Django Reinhardt - Paris 1946-1948
Django Reinhardt, "Swingtime in Springtime"
Django Reinhardt, "I Won't Dance"
Django Reinhardt, "Diminushing"
Django Reinhardt, "Bricktop"
We've come to the end of our look at the music of Django Reinhardt, which I hope has been enjoyable and informative. These songs come from the final disc of the boxed set I have been hyping since the beginning. These disc, sadly, cover the last years of Reinhardt's life, before he passed away at the age of 43 from a brain hemmorhage. Most of these years were spent in London, where he met up with Stephane Grapelli once again. He maintained two bands, his original version of the Quintet of the Hot Club of France, the one with Grapelli, and his wartime version with clarinet and drums. There was lots of touring and recording, and eventually Reinhardt moved back to Paris until his death.
You will notice that Reinhardt's sound begins to adapt to the times, speeding up, clearly influenced by the bop music coming out of the US at this time. It's interesting to hear how open to new sounds and directions Reinhardt is, as you wouldn't know it from his status as gypsy jazz inventor. I actually like the faster stuff, but nothing lives up to their swing moments, which seem more natural and suited for their stringed instruments. It allows for more space, which suits this sad, evocative music to a tee.

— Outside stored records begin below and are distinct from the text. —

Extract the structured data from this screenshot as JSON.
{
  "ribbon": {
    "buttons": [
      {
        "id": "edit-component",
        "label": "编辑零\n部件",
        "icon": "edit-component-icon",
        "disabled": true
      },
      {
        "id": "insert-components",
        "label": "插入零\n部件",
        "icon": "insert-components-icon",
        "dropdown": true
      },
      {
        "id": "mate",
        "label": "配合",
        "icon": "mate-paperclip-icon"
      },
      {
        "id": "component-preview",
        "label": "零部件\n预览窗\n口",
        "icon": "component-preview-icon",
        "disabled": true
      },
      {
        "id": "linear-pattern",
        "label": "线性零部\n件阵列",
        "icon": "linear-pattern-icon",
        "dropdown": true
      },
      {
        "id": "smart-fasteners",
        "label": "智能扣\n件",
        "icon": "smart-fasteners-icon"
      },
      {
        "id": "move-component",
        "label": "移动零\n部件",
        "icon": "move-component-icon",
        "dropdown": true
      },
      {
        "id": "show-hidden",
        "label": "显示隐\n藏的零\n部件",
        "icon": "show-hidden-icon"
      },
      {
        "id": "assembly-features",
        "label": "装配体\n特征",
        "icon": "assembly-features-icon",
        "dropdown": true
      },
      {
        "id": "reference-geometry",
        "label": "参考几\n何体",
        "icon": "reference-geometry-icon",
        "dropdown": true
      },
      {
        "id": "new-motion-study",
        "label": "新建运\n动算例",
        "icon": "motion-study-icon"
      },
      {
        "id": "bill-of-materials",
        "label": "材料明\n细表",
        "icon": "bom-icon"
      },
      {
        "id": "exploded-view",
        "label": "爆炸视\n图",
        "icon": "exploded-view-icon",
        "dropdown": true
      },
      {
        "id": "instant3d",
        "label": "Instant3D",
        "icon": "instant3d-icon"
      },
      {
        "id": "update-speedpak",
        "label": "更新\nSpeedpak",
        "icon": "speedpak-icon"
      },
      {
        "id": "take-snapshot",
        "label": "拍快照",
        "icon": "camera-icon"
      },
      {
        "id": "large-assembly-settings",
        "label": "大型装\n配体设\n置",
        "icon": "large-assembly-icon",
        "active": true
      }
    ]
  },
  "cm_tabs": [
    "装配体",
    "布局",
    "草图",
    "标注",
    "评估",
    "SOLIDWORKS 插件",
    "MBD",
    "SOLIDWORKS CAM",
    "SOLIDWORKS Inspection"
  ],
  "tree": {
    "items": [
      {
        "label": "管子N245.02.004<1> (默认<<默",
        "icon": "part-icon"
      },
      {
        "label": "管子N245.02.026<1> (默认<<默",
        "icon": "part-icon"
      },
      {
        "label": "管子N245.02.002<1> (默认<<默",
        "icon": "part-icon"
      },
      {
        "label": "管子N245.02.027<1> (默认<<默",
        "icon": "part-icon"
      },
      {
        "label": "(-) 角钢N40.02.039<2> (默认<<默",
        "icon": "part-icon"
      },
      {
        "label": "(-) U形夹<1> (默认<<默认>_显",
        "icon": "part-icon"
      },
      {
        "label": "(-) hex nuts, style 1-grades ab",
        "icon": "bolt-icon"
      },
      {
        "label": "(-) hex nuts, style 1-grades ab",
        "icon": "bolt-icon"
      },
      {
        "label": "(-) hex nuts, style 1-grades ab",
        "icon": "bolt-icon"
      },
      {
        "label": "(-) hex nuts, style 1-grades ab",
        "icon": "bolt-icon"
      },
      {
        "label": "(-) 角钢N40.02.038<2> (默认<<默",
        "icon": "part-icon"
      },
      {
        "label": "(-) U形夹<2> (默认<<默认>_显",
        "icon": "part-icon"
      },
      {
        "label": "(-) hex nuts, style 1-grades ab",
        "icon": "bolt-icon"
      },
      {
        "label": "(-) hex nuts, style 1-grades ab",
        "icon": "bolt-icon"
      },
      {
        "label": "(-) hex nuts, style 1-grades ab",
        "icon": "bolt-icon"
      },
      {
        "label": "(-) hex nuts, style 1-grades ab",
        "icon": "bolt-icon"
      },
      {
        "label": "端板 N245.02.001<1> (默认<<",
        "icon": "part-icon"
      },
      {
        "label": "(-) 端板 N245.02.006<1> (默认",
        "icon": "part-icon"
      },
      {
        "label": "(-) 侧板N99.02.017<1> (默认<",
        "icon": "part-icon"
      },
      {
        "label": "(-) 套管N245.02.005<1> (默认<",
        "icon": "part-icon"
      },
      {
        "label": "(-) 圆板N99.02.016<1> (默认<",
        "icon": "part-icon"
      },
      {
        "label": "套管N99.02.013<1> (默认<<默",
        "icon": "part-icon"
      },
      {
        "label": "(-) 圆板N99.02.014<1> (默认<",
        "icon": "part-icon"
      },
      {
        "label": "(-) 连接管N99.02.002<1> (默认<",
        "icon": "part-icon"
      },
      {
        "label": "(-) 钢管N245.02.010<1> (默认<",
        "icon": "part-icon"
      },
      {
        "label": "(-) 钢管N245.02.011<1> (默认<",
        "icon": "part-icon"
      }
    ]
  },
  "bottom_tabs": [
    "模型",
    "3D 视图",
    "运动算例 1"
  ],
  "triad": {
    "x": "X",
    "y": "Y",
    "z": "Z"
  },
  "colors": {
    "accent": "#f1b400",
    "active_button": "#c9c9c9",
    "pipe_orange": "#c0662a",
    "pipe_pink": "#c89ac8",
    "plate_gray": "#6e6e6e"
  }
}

Most of all, these years brought Django and his gypsy jazz increasing acclaim. There was even a US tour and opening spot for Duke Ellington in New York City. Possibly the biggest sign of the increasing respect for the guitarist's music and talent came when he was asked to play with Duke's orchestra. While it wasn't much of a success, it does confirm that the greatest jazz composer of the time respected and listened to the music that Django was creating, considered him an essential part of the swing tradition.
I figured that I would add some links for further information, as my knowledge is cursory at best. Suprisingly, there is not that much out there on the Web, particularly collecting all the vast amount of info and articles written about the man. The only one I found is amazing, however, and may be the reason no one else has attempted to do this. The Django Reinhardt Swing Page is essential, dedicated to Django and gypsy jazz. The articles section is a personal favorite, a great chance to read more about the man and his critical reception.

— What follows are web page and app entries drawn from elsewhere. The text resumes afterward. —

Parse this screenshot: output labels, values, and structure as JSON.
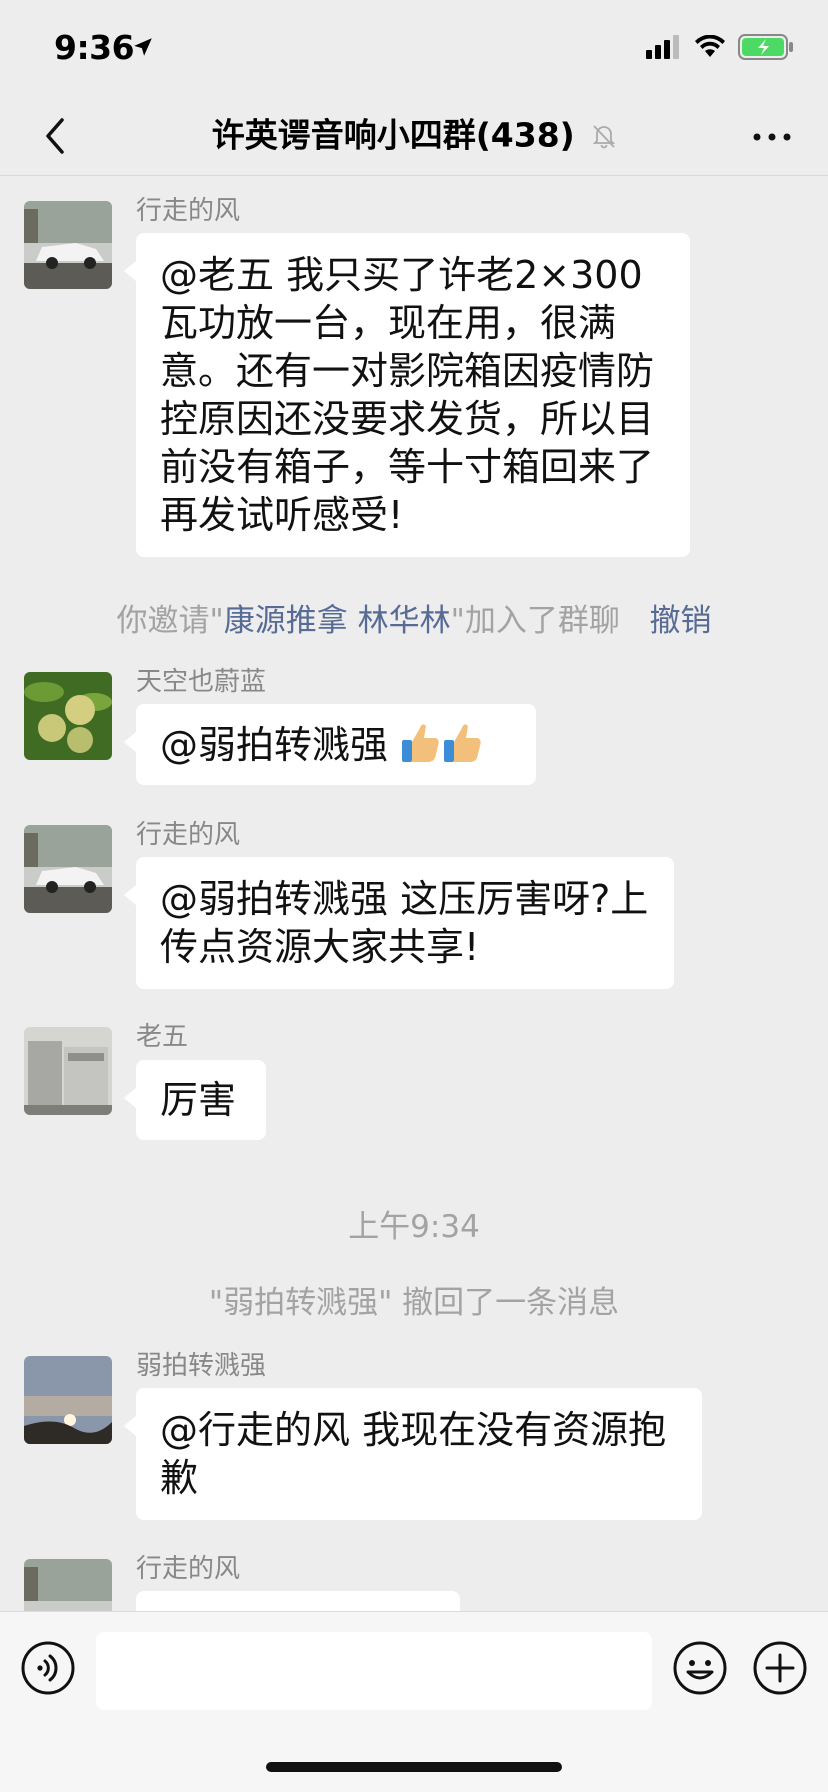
{
  "status": {
    "time": "9:36"
  },
  "nav": {
    "title": "许英谔音响小四群(438)"
  },
  "messages": [
    {
      "sender": "行走的风",
      "text": "@老五 我只买了许老2×300瓦功放一台，现在用，很满意。还有一对影院箱因疫情防控原因还没要求发货，所以目前没有箱子，等十寸箱回来了再发试听感受!"
    },
    {
      "sender": "天空也蔚蓝",
      "text": "@弱拍转溅强 "
    },
    {
      "sender": "行走的风",
      "text": "@弱拍转溅强 这压厉害呀?上传点资源大家共享!"
    },
    {
      "sender": "老五",
      "text": "厉害"
    },
    {
      "sender": "弱拍转溅强",
      "text": "@行走的风 我现在没有资源抱歉"
    },
    {
      "sender": "行走的风",
      "text": ""
    }
  ],
  "system": {
    "invite_prefix": "你邀请\"",
    "invite_names": "康源推拿 林华林",
    "invite_suffix": "\"加入了群聊",
    "undo": "撤销",
    "timestamp": "上午9:34",
    "recall": "\"弱拍转溅强\" 撤回了一条消息"
  },
  "icons": {
    "back": "chevron-left-icon",
    "mute": "bell-off-icon",
    "more": "more-dots-icon",
    "voice": "voice-icon",
    "emoji": "emoji-icon",
    "plus": "plus-icon",
    "thumbs": "thumbs-up-icon"
  },
  "colors": {
    "background": "#ededed",
    "bubble": "#ffffff",
    "link": "#576b95",
    "battery": "#4cd964"
  }
}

As I said, I am going to keep going down this path, leaping ahead a few decades to the recent revival of traditional gypsy music. First, I will put up some Gogol Bordello, a few tracks off of their other releases, just to remind you of why I started discussing this in the first place. We may even get into klezmer music!